In Winter, Sidewalks and Front Steps Can Become Dangerously Slippery When They Are Coated

In Winter, Sidewalks and Front Steps Can Become Dangerously Slippery When They Are Coated


You will be investigating the interaction of ice and two different forms of salt, and you will be asked to decide which form of ice, if either, is more effective for melting ice. During this activity, you will work with a partner (or possibly two partners). However, you must keep your own individual lab notes because after you finish you will work independently to write a report about your investigation.

The Problem

In winter, sidewalks and front steps can become dangerously slippery when they are coated with ice. People often spread salt on steps and walks to help melt ice.

Some people use ordinary table salt to prevent accidents on icy walks, while others use rock salt. Does one work better that the other?

Your Task

Today you and your partner(s) will design, conduct, and experiment to investigate what happens when the salt and ice come together. You will determine if one form of salt, table salt or rock salt, is better for melting ice on steps and sidewalks.

You have been provided with the following materials and equipment. It may not be necessary to use all of the equipment that has been provided. You may use additional materials or equipment if they are available:

Steps to Follow
  1. In your own words, state the problem you are going to investigate, and write your statement of the problem on the page provided.

Here are several ways to investigate this problem. If you decide to determine the temperature of the ice, mix plenty of ice cubes with a very small amount of water in a beaker. Then measure the temperature of the ice water. The temperature of the ice water mixture will approximate the temperature of the ice. In order to get an accurate measurement the bulb of the thermometer should be immersed in water at the bottom of the beaker. Caution: Do not use a thermometer to stir the ice and water mixture.

  1. Design an experiment to solve the problem. Describe your experimental designs on the page provided. Show your design to your teacher before you begin your experiments.
  1. After receiving permission from your teacher, work with your partner to carry out your experiments. Your teacher’s approval does not necessarily mean that your teacher thinks your experiments are well designed. It simply means that in your teacher’s judgement your experiments are not dangerous or likely to cause an unnecessary mess.
  1. While conducting your experiments, take careful notes on the pages provided. Space is also provided for charts, tables, or graphs. Your notes will not be scored, but they will be helpful to you later as you work independently to write about your experiments and the results. You must keep your own notes because you will not work with your lab partner when you write your report.

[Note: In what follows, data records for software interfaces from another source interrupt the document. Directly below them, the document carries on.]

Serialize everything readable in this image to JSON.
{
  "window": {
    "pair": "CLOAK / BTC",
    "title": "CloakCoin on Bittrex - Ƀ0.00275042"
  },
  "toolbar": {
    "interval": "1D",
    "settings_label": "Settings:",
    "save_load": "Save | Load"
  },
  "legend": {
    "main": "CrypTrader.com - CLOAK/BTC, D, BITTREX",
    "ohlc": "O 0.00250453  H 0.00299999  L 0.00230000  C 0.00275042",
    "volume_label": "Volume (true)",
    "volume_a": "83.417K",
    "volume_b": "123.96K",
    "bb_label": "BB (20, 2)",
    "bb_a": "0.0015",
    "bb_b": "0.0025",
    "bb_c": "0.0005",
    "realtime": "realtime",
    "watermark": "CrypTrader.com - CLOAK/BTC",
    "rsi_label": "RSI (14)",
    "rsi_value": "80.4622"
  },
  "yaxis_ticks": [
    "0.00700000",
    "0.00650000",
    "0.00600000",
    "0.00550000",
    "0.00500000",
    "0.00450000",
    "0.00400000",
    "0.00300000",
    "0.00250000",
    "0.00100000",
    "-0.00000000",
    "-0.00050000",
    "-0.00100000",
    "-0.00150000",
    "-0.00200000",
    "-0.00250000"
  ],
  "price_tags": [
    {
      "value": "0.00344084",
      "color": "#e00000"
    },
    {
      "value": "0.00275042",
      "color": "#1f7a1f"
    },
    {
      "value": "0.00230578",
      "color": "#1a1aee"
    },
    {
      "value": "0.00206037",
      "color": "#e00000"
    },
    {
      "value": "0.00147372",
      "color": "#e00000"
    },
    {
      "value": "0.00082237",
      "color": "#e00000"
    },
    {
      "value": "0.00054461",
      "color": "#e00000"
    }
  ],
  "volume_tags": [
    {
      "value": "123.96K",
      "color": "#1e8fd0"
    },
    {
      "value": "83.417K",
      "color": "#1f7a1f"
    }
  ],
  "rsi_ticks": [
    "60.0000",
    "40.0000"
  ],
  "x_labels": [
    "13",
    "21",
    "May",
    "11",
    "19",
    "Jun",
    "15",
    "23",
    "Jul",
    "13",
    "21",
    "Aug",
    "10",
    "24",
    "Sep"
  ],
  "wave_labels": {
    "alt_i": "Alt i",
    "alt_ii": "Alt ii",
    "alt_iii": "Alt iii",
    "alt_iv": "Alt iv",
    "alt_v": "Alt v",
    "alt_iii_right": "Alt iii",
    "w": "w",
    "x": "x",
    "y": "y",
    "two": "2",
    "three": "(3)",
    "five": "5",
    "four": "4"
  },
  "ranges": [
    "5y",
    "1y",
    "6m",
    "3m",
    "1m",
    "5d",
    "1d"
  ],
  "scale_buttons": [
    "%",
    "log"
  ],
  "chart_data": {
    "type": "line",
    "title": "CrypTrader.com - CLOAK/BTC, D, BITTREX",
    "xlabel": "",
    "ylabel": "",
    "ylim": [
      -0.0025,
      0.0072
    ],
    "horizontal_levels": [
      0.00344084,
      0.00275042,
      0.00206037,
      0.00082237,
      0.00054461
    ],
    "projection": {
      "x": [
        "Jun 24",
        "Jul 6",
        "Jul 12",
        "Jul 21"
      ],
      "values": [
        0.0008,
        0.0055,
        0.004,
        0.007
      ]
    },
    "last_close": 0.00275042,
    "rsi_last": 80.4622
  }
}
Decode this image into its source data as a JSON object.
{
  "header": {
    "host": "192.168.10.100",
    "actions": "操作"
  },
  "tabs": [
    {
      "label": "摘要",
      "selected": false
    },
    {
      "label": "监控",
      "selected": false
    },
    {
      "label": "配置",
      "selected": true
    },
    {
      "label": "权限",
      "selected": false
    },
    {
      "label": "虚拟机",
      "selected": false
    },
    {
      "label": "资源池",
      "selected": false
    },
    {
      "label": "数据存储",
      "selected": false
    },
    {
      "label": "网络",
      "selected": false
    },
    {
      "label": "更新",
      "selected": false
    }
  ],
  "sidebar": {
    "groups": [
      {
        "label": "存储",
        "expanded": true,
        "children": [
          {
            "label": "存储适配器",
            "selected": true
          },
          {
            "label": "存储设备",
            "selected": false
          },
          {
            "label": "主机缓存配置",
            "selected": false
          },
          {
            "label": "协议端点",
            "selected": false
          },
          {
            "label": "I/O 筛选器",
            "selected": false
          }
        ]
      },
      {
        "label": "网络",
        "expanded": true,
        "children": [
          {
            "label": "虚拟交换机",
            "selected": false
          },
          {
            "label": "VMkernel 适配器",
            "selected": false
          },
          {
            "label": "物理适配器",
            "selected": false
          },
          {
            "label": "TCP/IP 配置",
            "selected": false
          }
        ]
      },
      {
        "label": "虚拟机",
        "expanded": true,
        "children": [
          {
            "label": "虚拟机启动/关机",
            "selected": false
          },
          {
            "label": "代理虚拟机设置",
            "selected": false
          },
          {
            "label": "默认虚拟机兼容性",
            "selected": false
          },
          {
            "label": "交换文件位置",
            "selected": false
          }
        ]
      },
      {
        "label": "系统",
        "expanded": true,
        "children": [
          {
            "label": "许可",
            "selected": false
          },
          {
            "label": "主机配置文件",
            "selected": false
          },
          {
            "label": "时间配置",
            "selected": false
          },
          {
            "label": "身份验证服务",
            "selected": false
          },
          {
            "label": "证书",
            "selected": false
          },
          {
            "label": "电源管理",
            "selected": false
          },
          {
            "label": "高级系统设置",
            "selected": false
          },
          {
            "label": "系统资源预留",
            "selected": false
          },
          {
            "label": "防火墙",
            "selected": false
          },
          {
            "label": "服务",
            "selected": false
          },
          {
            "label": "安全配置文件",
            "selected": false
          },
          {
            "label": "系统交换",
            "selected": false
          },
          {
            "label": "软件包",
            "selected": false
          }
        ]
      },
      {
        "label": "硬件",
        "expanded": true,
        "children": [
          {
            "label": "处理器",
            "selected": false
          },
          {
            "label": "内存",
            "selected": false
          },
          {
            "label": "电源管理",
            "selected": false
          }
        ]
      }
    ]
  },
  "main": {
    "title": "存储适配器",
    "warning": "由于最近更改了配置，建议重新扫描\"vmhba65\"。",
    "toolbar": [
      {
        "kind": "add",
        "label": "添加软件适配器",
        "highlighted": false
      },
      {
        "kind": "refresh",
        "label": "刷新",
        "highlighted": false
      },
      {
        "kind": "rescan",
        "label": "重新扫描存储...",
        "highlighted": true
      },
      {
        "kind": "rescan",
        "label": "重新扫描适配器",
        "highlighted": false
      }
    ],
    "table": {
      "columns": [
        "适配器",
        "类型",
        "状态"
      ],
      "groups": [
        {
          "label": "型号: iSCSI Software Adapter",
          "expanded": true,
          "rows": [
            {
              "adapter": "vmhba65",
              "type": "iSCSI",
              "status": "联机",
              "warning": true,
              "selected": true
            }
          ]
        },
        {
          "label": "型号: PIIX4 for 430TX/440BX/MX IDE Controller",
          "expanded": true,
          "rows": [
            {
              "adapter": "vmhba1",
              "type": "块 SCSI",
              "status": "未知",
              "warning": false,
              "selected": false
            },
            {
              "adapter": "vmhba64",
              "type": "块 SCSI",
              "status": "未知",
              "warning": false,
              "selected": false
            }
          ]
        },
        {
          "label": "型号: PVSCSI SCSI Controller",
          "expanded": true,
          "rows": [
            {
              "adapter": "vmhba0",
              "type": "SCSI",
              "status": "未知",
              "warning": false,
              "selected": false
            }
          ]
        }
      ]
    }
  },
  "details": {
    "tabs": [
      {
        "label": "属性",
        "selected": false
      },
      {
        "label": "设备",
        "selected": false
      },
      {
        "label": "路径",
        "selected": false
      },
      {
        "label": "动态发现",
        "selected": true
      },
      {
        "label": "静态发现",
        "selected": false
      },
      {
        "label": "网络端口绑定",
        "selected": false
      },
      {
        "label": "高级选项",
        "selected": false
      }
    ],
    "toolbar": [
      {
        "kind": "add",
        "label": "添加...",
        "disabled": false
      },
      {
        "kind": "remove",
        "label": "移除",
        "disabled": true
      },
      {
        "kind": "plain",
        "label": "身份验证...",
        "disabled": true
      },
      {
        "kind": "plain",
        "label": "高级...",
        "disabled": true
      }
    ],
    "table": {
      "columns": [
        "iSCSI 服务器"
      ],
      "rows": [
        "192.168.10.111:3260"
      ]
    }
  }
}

Later, you will work independently to write about your investigation in the form of a newspaper article that tell Connecticut citizens which type of salt is better for melting ice on steps and sidewalks. This will be a Type Three writing assignment and your teacher will provide Focus Correction Areas.

When you have finished your experiments, your teacher will give you instructions for clean-up procedures, including proper disposal of all materials.

Directions for Writing Your Laboratory Report

This is a Type Three writing assignment. Your teacher will assign specific Focus Correction Areas.

Working on your own, summarize your experiments and results. You may use your own notes that you took previously while working with your partner. You may wish to write a first draft of your lab report on scratch paper. Space for your final report is provided. You will have approximately 30 minutes to complete your report.

Your report should include the following general Focus Correction Areas:

  • A clear statement of the problem you investigated. Include a clear identification of the independent and dependent variables that were studied.
  • A description of the experiment you carried out. Your description should be clear and complete enough so that someone could easily replicate your experiment.
  • The results of your experiment. Tables, charts, and/or graphs should be used where appropriate and should be properly labeled. Space for your data is provided.
  • Your conclusions from your experiment. Your conclusions should be fully supported by data.
  • Comments about how valid you think your conclusions are. In other words, how much confidence do you have in your results and conclusions? Any factors that contribute to a lack of confidence in the results or conclusions should be discussed. Also, include the ways that your experiment could be improved if you were to do it again.

[*] 1995 CAPT Science Performance Test, Connecticut State Department of Education, Hartford, 1995.